**The task**
The answer must consist of every line below that holds the word "group".

Top of Entries provided

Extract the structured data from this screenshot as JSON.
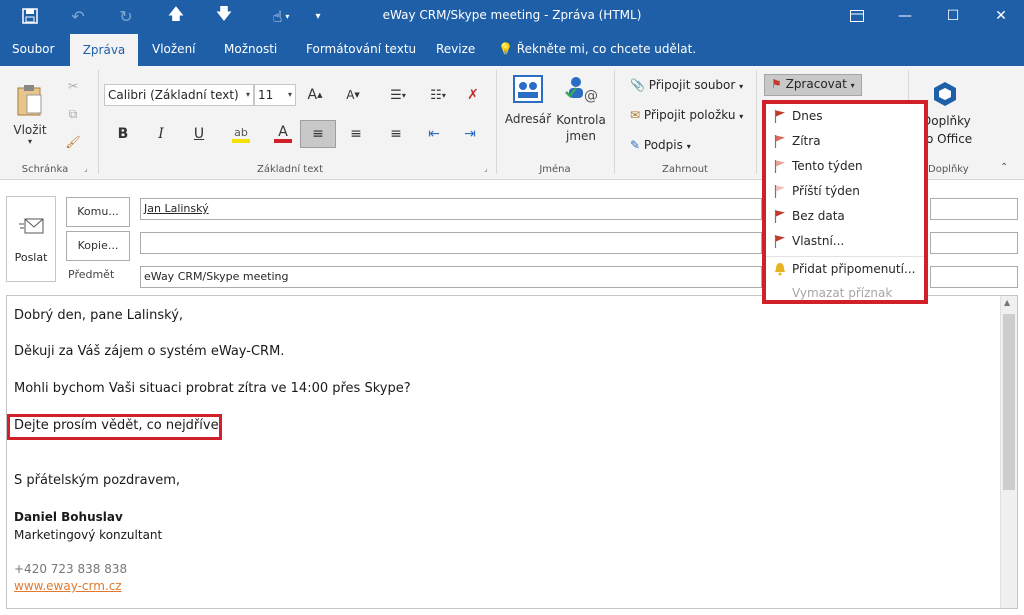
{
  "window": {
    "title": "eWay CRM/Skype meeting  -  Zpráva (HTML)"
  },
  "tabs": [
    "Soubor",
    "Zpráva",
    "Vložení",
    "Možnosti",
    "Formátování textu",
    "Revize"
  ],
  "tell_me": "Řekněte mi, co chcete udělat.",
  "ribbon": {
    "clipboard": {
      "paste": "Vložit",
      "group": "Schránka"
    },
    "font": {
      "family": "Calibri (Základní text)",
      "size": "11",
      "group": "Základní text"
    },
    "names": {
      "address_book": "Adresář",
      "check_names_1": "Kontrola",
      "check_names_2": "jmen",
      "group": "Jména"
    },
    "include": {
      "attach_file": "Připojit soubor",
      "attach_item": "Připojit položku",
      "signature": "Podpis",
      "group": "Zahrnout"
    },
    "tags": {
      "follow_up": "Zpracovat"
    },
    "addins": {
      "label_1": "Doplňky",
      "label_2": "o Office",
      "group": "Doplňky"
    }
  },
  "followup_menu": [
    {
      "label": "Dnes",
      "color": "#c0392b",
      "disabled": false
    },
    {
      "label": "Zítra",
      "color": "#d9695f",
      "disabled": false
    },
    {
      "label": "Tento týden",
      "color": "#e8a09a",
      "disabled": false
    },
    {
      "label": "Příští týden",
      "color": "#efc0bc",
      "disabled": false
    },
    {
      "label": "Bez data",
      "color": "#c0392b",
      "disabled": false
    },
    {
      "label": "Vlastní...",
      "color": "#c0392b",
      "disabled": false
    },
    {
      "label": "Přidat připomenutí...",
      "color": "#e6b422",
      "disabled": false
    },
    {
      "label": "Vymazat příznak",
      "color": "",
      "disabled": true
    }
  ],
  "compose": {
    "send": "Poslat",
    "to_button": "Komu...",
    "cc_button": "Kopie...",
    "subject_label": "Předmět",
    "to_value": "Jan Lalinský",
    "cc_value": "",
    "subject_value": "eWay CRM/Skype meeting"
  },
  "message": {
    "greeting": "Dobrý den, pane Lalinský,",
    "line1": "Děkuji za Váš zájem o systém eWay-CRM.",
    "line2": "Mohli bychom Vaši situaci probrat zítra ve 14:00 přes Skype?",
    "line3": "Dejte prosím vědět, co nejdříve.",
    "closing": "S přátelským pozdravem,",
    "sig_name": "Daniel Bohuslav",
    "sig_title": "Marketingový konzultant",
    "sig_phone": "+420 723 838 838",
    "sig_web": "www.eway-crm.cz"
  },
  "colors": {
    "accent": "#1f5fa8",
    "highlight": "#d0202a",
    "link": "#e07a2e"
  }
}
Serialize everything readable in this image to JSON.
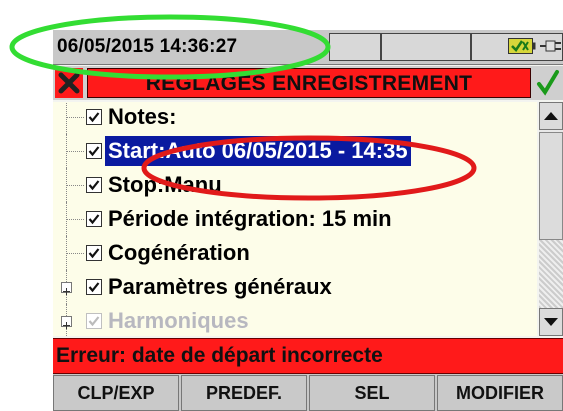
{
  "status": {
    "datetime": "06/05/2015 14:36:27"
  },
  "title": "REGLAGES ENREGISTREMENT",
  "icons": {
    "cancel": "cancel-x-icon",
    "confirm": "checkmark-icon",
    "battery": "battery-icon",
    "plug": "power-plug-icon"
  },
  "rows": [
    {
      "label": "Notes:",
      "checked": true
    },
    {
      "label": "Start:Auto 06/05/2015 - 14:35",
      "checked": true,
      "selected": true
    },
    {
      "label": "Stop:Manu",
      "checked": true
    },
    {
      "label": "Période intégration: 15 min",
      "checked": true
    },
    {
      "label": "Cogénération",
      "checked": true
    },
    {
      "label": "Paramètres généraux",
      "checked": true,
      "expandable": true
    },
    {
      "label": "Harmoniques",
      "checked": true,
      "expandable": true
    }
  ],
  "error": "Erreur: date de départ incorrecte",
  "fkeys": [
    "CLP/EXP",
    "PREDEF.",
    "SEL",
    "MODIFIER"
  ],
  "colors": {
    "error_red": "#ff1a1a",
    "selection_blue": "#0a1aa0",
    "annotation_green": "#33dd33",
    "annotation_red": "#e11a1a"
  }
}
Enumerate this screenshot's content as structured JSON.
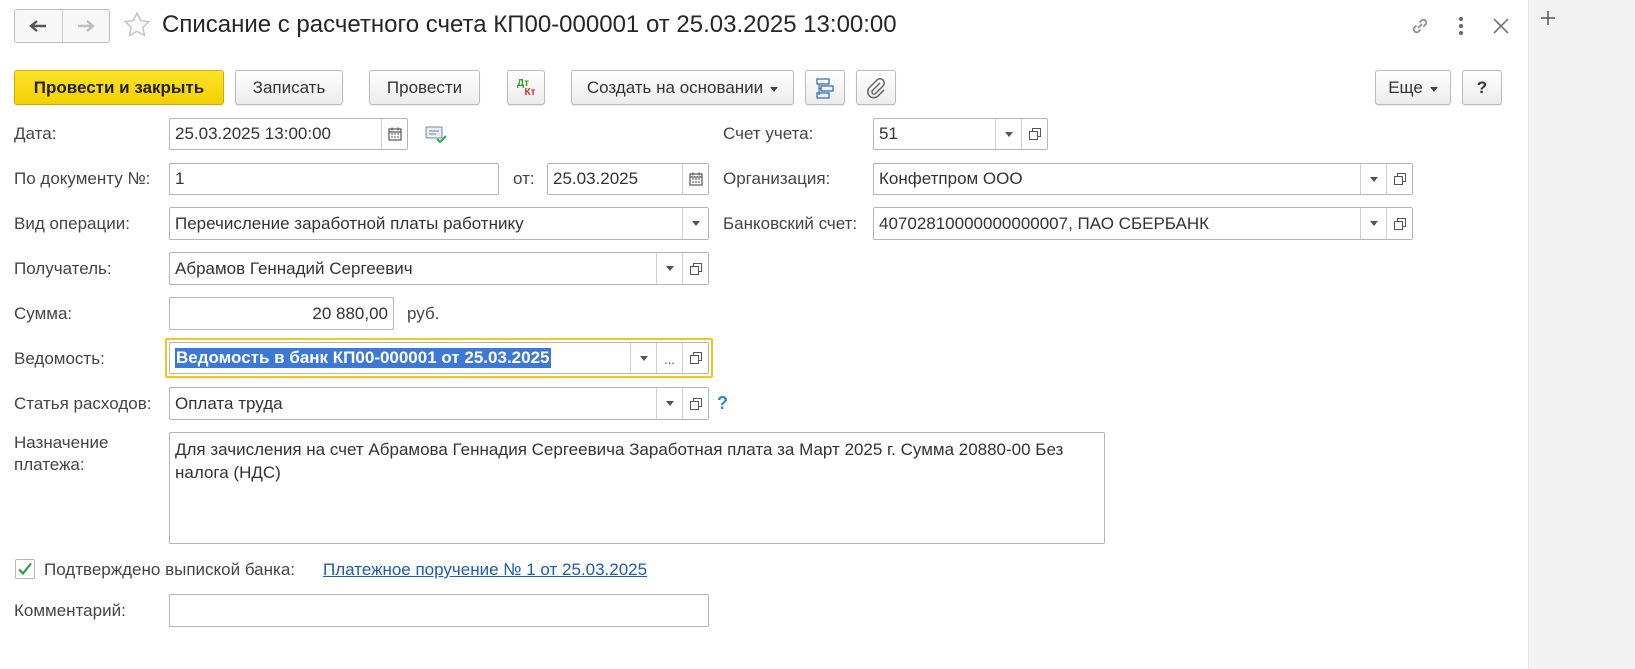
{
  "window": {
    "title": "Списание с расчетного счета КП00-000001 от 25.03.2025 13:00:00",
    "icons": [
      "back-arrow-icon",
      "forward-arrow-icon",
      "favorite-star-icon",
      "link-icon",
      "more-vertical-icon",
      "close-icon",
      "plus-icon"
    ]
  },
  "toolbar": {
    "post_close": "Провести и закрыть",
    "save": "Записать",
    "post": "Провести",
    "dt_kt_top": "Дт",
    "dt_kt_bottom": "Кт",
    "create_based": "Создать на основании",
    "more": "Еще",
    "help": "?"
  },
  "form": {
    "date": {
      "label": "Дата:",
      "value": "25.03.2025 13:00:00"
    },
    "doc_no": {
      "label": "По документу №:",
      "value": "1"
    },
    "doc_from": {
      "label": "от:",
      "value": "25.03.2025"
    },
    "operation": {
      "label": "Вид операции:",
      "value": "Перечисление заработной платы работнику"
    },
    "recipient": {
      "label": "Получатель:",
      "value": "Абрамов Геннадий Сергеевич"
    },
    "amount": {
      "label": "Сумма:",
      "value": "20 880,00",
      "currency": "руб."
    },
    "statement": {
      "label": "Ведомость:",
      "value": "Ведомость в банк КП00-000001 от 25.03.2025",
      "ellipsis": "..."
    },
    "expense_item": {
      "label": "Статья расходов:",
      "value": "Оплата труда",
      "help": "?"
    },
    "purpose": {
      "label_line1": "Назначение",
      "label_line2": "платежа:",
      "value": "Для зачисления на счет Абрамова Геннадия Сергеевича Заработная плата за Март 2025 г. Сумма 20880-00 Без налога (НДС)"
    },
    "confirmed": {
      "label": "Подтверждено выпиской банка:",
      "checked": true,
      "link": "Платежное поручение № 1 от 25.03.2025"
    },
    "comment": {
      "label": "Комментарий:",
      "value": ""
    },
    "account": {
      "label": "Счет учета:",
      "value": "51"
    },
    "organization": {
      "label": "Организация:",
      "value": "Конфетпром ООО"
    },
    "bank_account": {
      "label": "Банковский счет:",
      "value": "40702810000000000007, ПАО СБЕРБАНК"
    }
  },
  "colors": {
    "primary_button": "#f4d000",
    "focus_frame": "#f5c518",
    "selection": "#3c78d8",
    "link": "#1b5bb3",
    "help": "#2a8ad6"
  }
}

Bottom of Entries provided

**Answer space**
      "group": "Schránka"
      "group": "Základní text"
      "group": "Jména"
      "group": "Zahrnout"
      "group": "Doplňky"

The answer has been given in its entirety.